When inflation persists at levels above our goal of price stability, the price level is moving up faster than we would like and households and businesses have to pay those higher-than-desired prices. Since the first quarter of 2021, when inflation began to rise, inflation has been running at an annualized pace of nearly 5-1/2 percent, while worker compensation (as measured by the employment cost index for private workers’ compensation) has risen less, at an annualized rate of just over 4-1/2 percent. This means that despite sizable increases in nominal wages, compensation adjusted for inflation hasn’t been keeping up with the high rate of inflation over this episode. This is likely part of the reason Cleveland Fed surveys find that people have a strong dislike of high inflation.5

High inflation also imposes longer-run costs on the economy. It makes it harder to plan for the future, and it affects people’s decisions about getting an education or training for a new job and businesses’ decisions about whether to invest in new plants and equipment. These types of investments in human and physical capital help determine our economy’s pace of innovation and productivity growth and therefore its potential growth rate and our longer-run standard of living. It is costly to our economy in both the short and the long run to allow inflation to remain so high for so long.

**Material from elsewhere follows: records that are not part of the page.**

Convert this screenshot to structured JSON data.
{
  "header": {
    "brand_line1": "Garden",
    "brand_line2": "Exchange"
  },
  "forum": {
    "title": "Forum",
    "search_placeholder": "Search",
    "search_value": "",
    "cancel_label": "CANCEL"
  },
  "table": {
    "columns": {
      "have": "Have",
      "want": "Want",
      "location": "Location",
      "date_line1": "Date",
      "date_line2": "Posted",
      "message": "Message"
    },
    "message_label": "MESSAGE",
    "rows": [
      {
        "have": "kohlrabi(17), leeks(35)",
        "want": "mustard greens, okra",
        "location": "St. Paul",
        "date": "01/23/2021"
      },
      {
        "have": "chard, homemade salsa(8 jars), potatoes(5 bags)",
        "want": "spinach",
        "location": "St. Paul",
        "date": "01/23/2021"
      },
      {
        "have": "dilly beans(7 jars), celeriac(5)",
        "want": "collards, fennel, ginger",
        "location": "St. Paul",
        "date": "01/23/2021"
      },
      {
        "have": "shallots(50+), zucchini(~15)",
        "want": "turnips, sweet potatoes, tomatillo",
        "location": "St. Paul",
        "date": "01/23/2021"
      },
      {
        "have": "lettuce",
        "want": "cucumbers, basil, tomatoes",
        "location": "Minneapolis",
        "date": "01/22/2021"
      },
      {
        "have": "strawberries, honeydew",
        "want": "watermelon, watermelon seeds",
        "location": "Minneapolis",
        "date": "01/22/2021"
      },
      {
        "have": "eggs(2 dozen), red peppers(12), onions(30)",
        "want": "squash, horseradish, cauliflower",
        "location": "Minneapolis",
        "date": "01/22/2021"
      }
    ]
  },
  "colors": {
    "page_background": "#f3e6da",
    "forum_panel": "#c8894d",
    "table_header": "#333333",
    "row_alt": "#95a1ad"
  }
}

Finally, getting inflation back to 2 percent in a timely way puts the economy in a better position to weather the next shock, whenever it occurs. An economy that is at maximum employment and price stability is a stronger economy and one that is more resilient to shocks.


So, in summary, the economy is on a good path. Demand is moderating and supply conditions are improving. Labor market conditions remain strong, but the imbalance between labor demand and supply is narrowing and firms are finding it easier to find the workers they need. Progress is being made on inflation, but the level of inflation remains too high. We are likely near or possibly at the peak of the fed funds tightening cycle. Now our task turns to ensuring that we keep monetary policy restrictive for long enough to be confident that inflation returns to our 2 percent goal in a timely way. We are not there yet, but we will get there because price stability is critical for the long-run health of the labor market, the overall economy, and the stability of the financial system.

Thank you for your attention. I look forward to our discussion.

  1. Four times a year, the FOMC summarizes Committee participants’ projections of output growth, the unemployment rate, inflation, and the associated appropriate policy path. For the September 2023 Summary of Economic Projections, see Return to 1
  2. The Federal Reserve Bank of Cleveland’s Center for Inflation Research produces inflation measures and analyses of inflation and inflation expectations to inform policymakers, researchers, and the general public ( Return to 2
  3. About 65 percent of the total consumption basket is core services compared to about 23 percent for core goods. The rest of the basket comprises energy (4 percent) and food at home (8 percent). Housing services, a component of core services, constitute about 15 percent of consumers’ total spending. Return to 3
  4. Cleveland Fed researchers find that households form their expectations of inflation based on their lifetime experience of inflation, which means that acting to bring down inflation in a timely way to limit experience with high inflation will yield longer-term benefits. See Mathieu O. Pedemonte, Hiroshi Toma, and Esteban Verdugo, “Aggregate Implications of Heterogeneous Inflation Expectations: The Role of Individual Experience,” Working Paper No. 23-04, Federal Reserve Bank of Cleveland, January 2023. ( Return to 4
  5. See Ina Hajdini, Edward S. Knotek II, John Leer, Mathieu Pedemonte, Robert W. Rich, and Raphael S. Schoenle, “Low Passthrough from Inflation Expectations to Income Growth Expectations: Why People Dislike Inflation,” Federal Reserve Bank of Cleveland Working Paper No. 22-21R, March 2023 ( Return to 5
Suggested Citation

Mester, Loretta J. 2023. “A Timely Journey Back to Price Stability: Are We There Yet? No. Will We Get There? Yes.” Speech, The 50 Club-Cleveland, OH.